Note that if the implementation phase produced changes to the action plan, then the criteria for evaluation may have changed as well. Remember, each phase of your operational strategy is a living thing: just because you’ve moved on from action to implementation doesn’t mean the plan can’t or shouldn’t be modified to ensure that the implementation phase matches your organizational objectives. If things change along the way, ensure that you’re revisiting the action plan and making adjustments as necessary.

So what does measurement actually look like? While the tools you have available for managing the strategy and the methods established in your action plan will provide the actual metrics you’ll use and review, what you actually need to measure is the result of the result. Let’s jump back to the 25 percent manufacturing waste reduction. What is the actual result of achieving that? So you’ve cut waste by a quarter — great! What does that mean?

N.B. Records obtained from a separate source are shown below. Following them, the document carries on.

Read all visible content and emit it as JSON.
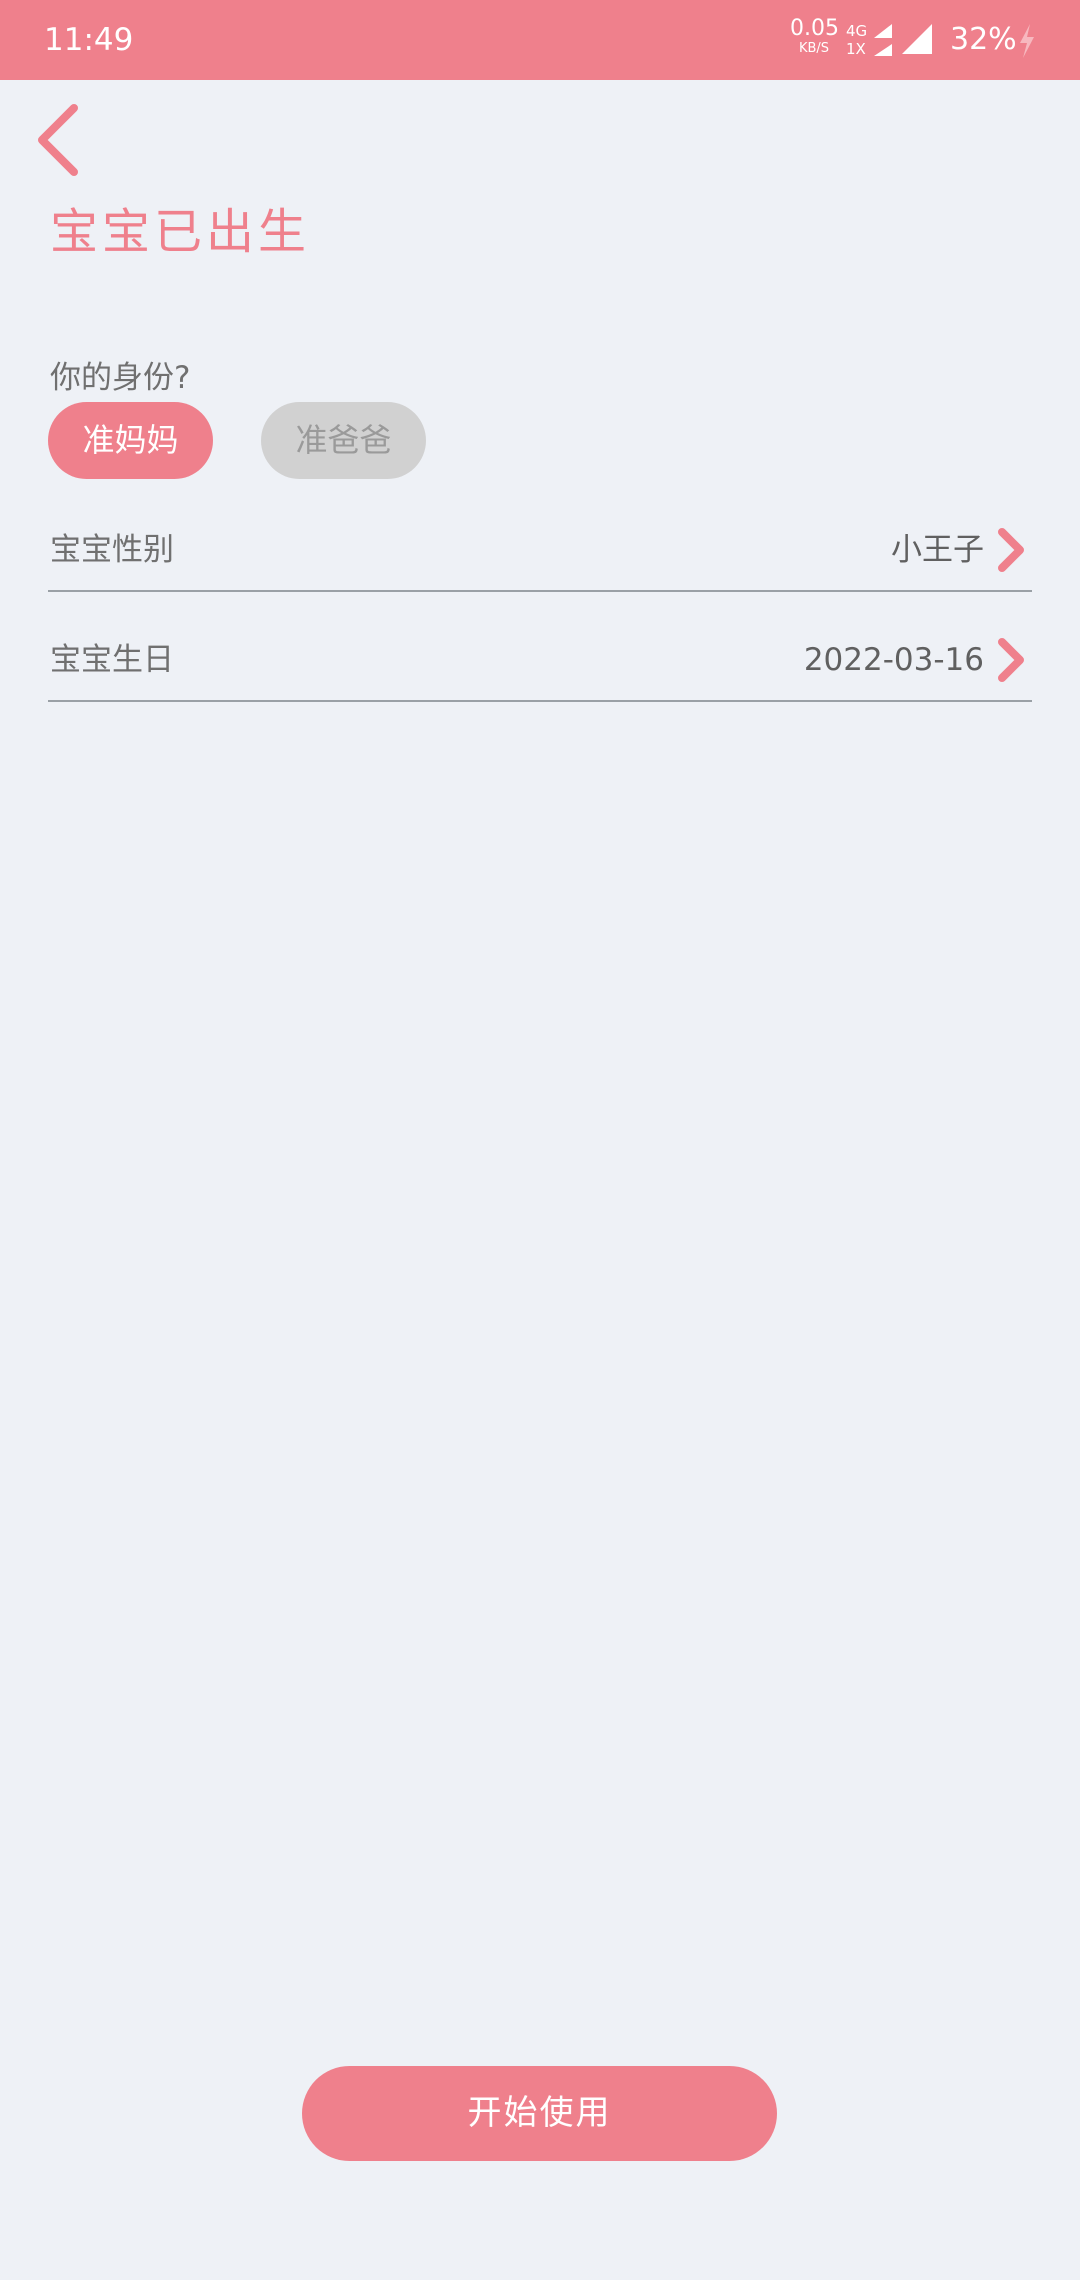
{
  "status_bar": {
    "time": "11:49",
    "net_speed_value": "0.05",
    "net_speed_unit": "KB/S",
    "net_type_top": "4G",
    "net_type_bottom": "1X",
    "battery_percent": "32%"
  },
  "header": {
    "back_icon": "chevron-left-icon",
    "title": "宝宝已出生"
  },
  "identity": {
    "label": "你的身份?",
    "options": [
      {
        "label": "准妈妈",
        "selected": true
      },
      {
        "label": "准爸爸",
        "selected": false
      }
    ]
  },
  "fields": {
    "gender": {
      "label": "宝宝性别",
      "value": "小王子"
    },
    "birthday": {
      "label": "宝宝生日",
      "value": "2022-03-16"
    }
  },
  "actions": {
    "start_label": "开始使用"
  },
  "colors": {
    "accent": "#ef808c",
    "background": "#eef1f6",
    "inactive_pill": "#d1d1d1"
  }
}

It could mean any number of things, but it has to align with your organization’s objectives. Reducing waste means your warehouse has less unusable scrap or material to deal with. Employees no longer have to haul it away, which saves you time and money. You no longer have to purchase as much raw material from suppliers to meet your production demands, which further reduces your costs. And your machines are technically processing less material for production, which helps reduce equipment wear, downtime, repair costs, and so on. The common theme shared by these examples is cost reduction, which as you know is a common strategic objective.

All of the quantitative and qualitative results of your operational strategy objective of reducing waste by 25 percent have generated meaningful benefit for your business — one that is reasonably easy to measure and quick to realize: less money spent for the same or better output. Congratulations! You’ve successfully turned strategy into results for your business.

Managing Operational Strategy is a Strategy Itself

While some organizations have dedicated project managers, business intelligence teams, and even strategists and analysts who can lead initiatives like this, the reality is that there are far more businesses that don’t have these specialized employees. According to Deloitte, there are around 29 million small and medium-sized businesses (SMBs) in the U.S. with fewer than 500 employees (representing 99.7 percent of all U.S. businesses), many of which are presumably lacking resources to lead these strategic initiatives. This is where working with an experienced third party can help.

At River Rock Advisors, we assist manufacturers, distributors, and other organizations in developing operational strategy, ensuring internal alignment and progress, and providing comprehensive analysis from start to finish — all for the ultimate goal of delivering business value to our clients. If there’s untapped potential in your value chain, reach out to us today.

2019-06-19T10:57:00-04:00